Trade secrets are how companies maintain an edge in competitive fields. Protecting them may mean the difference in remaining an influence in the market or being swallowed up. When trade secrets get mentioned, you might think of secret blueprints for prototypes or, a classic example, the Coca Cola formula. In California, where the Uniform Trade Secrets Act (UTSA) provides recourse for litigation, the definition of trade secrets can be broader than you think.
Trade secrets acts as an umbrella term referring to any piece of IP that has value as a matter of secrecy. And while formulas and designs are good examples, companies, as detailed by the United States Patent and Trademark Office, can consider much of their data as trade secrets:
This can include things like customer lists or data scrubbed from website engagement. Anything that gives a company an edge over competition they would otherwise lose if said competition gained access to it. The broad definition is designed for company protection. Litigation is not limited to physical theft either as, according to the UTSA, protections can be extended to employee memory provided there is proof that an employee divulged trade secrets either publicly or to a competitor.

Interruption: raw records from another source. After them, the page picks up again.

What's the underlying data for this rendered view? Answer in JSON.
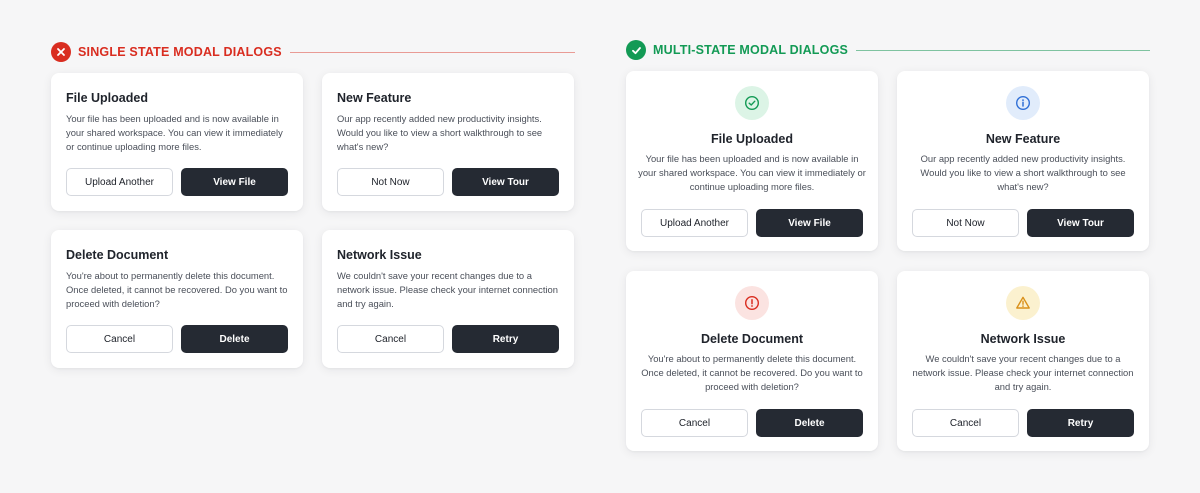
{
  "sections": {
    "single": {
      "title": "SINGLE STATE MODAL DIALOGS",
      "badge_icon": "x-icon",
      "color": "#d92d20"
    },
    "multi": {
      "title": "MULTI-STATE MODAL DIALOGS",
      "badge_icon": "check-icon",
      "color": "#139a55"
    }
  },
  "dialogs": {
    "file_uploaded": {
      "title": "File Uploaded",
      "body": "Your file has been uploaded and is now available in your shared workspace. You can view it immediately or continue uploading more files.",
      "secondary": "Upload Another",
      "primary": "View File",
      "icon": "check-circle-icon",
      "icon_color": "#139a55"
    },
    "new_feature": {
      "title": "New Feature",
      "body": "Our app recently added new productivity insights. Would you like to view a short walkthrough to see what's new?",
      "secondary": "Not Now",
      "primary": "View Tour",
      "icon": "info-icon",
      "icon_color": "#2f6fd6"
    },
    "delete_document": {
      "title": "Delete Document",
      "body": "You're about to permanently delete this document. Once deleted, it cannot be recovered. Do you want to proceed with deletion?",
      "secondary": "Cancel",
      "primary": "Delete",
      "icon": "alert-circle-icon",
      "icon_color": "#d92d20"
    },
    "network_issue": {
      "title": "Network Issue",
      "body": "We couldn't save your recent changes due to a network issue. Please check your internet connection and try again.",
      "secondary": "Cancel",
      "primary": "Retry",
      "icon": "warning-icon",
      "icon_color": "#d9901a"
    }
  }
}
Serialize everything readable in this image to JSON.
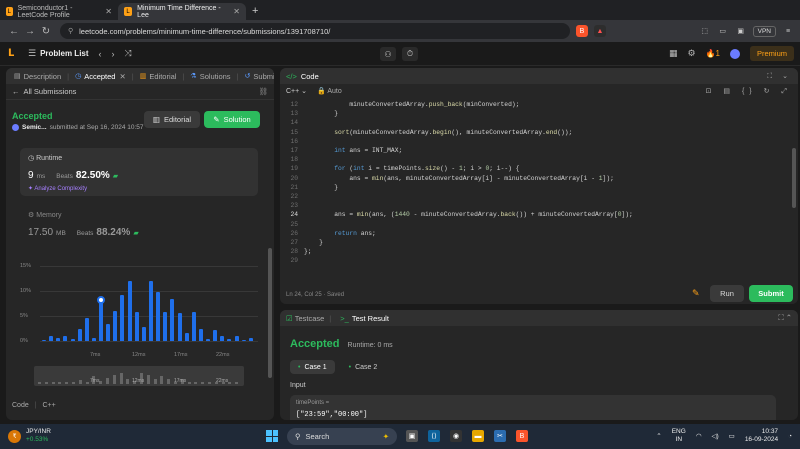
{
  "browser": {
    "tabs": [
      {
        "title": "Semiconductor1 - LeetCode Profile",
        "active": false
      },
      {
        "title": "Minimum Time Difference - Lee",
        "active": true
      }
    ],
    "url": "leetcode.com/problems/minimum-time-difference/submissions/1391708710/",
    "vpn": "VPN"
  },
  "nav": {
    "problem_list": "Problem List",
    "streak": "1",
    "premium": "Premium"
  },
  "left_tabs": [
    "Description",
    "Accepted",
    "Editorial",
    "Solutions",
    "Submission"
  ],
  "all_submissions": "All Submissions",
  "submission": {
    "status": "Accepted",
    "user": "Semic...",
    "submitted": "submitted at Sep 16, 2024 10:57",
    "editorial_btn": "Editorial",
    "solution_btn": "Solution"
  },
  "runtime": {
    "title": "Runtime",
    "value": "9",
    "unit": "ms",
    "beats_label": "Beats",
    "beats": "82.50%",
    "analyze": "Analyze Complexity"
  },
  "memory": {
    "title": "Memory",
    "value": "17.50",
    "unit": "MB",
    "beats_label": "Beats",
    "beats": "88.24%"
  },
  "chart_data": {
    "type": "bar",
    "y_ticks": [
      "15%",
      "10%",
      "5%",
      "0%"
    ],
    "ylim": [
      0,
      15
    ],
    "x_ticks": [
      "7ms",
      "12ms",
      "17ms",
      "22ms"
    ],
    "values": [
      0.3,
      1.0,
      0.6,
      1.1,
      0.5,
      2.4,
      4.6,
      0.6,
      8.1,
      3.5,
      6.0,
      9.2,
      12.1,
      5.9,
      2.8,
      12.0,
      9.9,
      5.9,
      8.5,
      5.6,
      1.7,
      5.8,
      2.4,
      0.5,
      2.2,
      1.0,
      0.5,
      1.0,
      0.3,
      0.6
    ]
  },
  "mini_ticks": [
    "7ms",
    "12ms",
    "17ms",
    "22ms"
  ],
  "code_lang_footer": {
    "code": "Code",
    "lang": "C++"
  },
  "code_panel": {
    "title": "Code",
    "lang": "C++",
    "auto": "Auto",
    "status": "Ln 24, Col 25  ·  Saved",
    "lines": [
      {
        "n": "12",
        "t": "            minuteConvertedArray.push_back(minConverted);"
      },
      {
        "n": "13",
        "t": "        }"
      },
      {
        "n": "14",
        "t": ""
      },
      {
        "n": "15",
        "t": "        sort(minuteConvertedArray.begin(), minuteConvertedArray.end());"
      },
      {
        "n": "16",
        "t": ""
      },
      {
        "n": "17",
        "t": "        int ans = INT_MAX;"
      },
      {
        "n": "18",
        "t": ""
      },
      {
        "n": "19",
        "t": "        for (int i = timePoints.size() - 1; i > 0; i--) {"
      },
      {
        "n": "20",
        "t": "            ans = min(ans, minuteConvertedArray[i] - minuteConvertedArray[i - 1]);"
      },
      {
        "n": "21",
        "t": "        }"
      },
      {
        "n": "22",
        "t": ""
      },
      {
        "n": "23",
        "t": ""
      },
      {
        "n": "24",
        "t": "        ans = min(ans, (1440 - minuteConvertedArray.back()) + minuteConvertedArray[0]);"
      },
      {
        "n": "25",
        "t": ""
      },
      {
        "n": "26",
        "t": "        return ans;"
      },
      {
        "n": "27",
        "t": "    }"
      },
      {
        "n": "28",
        "t": "};"
      },
      {
        "n": "29",
        "t": ""
      }
    ],
    "run": "Run",
    "submit": "Submit"
  },
  "test": {
    "testcase_tab": "Testcase",
    "result_tab": "Test Result",
    "status": "Accepted",
    "runtime": "Runtime: 0 ms",
    "cases": [
      "Case 1",
      "Case 2"
    ],
    "input_label": "Input",
    "var_name": "timePoints =",
    "var_value": "[\"23:59\",\"00:00\"]"
  },
  "taskbar": {
    "stock_name": "JPY/INR",
    "stock_change": "+0.53%",
    "search": "Search",
    "lang1": "ENG",
    "lang2": "IN",
    "time": "10:37",
    "date": "16-09-2024"
  },
  "colors": {
    "accent_green": "#2cbb5d",
    "accent_orange": "#ffa116",
    "bar_blue": "#1f6feb"
  }
}
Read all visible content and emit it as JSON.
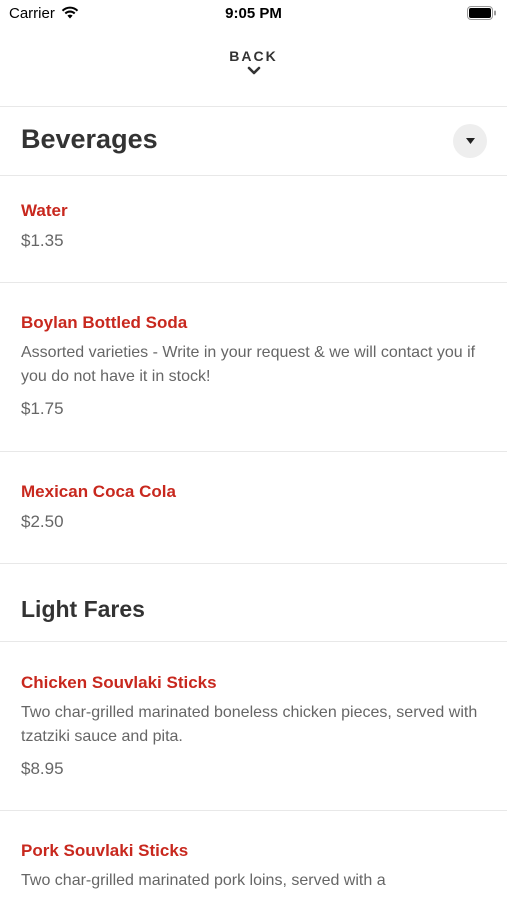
{
  "status_bar": {
    "carrier": "Carrier",
    "time": "9:05 PM"
  },
  "nav": {
    "back_label": "BACK"
  },
  "sections": [
    {
      "title": "Beverages",
      "items": [
        {
          "name": "Water",
          "price": "$1.35"
        },
        {
          "name": "Boylan Bottled Soda",
          "description": "Assorted varieties - Write in your request & we will contact you if you do not have it in stock!",
          "price": "$1.75"
        },
        {
          "name": "Mexican Coca Cola",
          "price": "$2.50"
        }
      ]
    },
    {
      "title": "Light Fares",
      "items": [
        {
          "name": "Chicken Souvlaki Sticks",
          "description": "Two char-grilled marinated boneless chicken pieces, served with tzatziki sauce and pita.",
          "price": "$8.95"
        },
        {
          "name": "Pork Souvlaki Sticks",
          "description": "Two char-grilled marinated pork loins, served with a"
        }
      ]
    }
  ],
  "colors": {
    "item_name": "#c8281e",
    "divider": "#e8e8e8"
  }
}
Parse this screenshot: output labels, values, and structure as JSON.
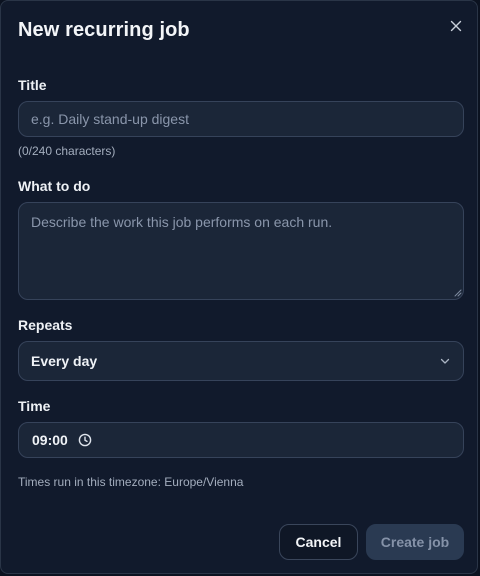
{
  "dialog": {
    "title": "New recurring job",
    "close_icon": "close-icon"
  },
  "title_field": {
    "label": "Title",
    "value": "",
    "placeholder": "e.g. Daily stand-up digest",
    "char_count": "(0/240 characters)"
  },
  "what_field": {
    "label": "What to do",
    "value": "",
    "placeholder": "Describe the work this job performs on each run."
  },
  "repeats_field": {
    "label": "Repeats",
    "selected": "Every day",
    "icon": "chevron-down-icon"
  },
  "time_field": {
    "label": "Time",
    "value": "09:00",
    "icon": "clock-icon",
    "timezone_note": "Times run in this timezone: Europe/Vienna"
  },
  "actions": {
    "cancel_label": "Cancel",
    "create_label": "Create job"
  },
  "colors": {
    "background": "#111a2c",
    "field_bg": "#1b2638",
    "border": "#36435a",
    "primary_disabled": "#2a3a52"
  }
}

Damages can be extensive if a trade secret gets out, but you have to know what you can protect beforehand. If caught ahead of time, an injunction may be filed to keep someone with a trade secret from disclosing said information. If not, it is up to a civil case in order to recover any punitive damages or owed royalties.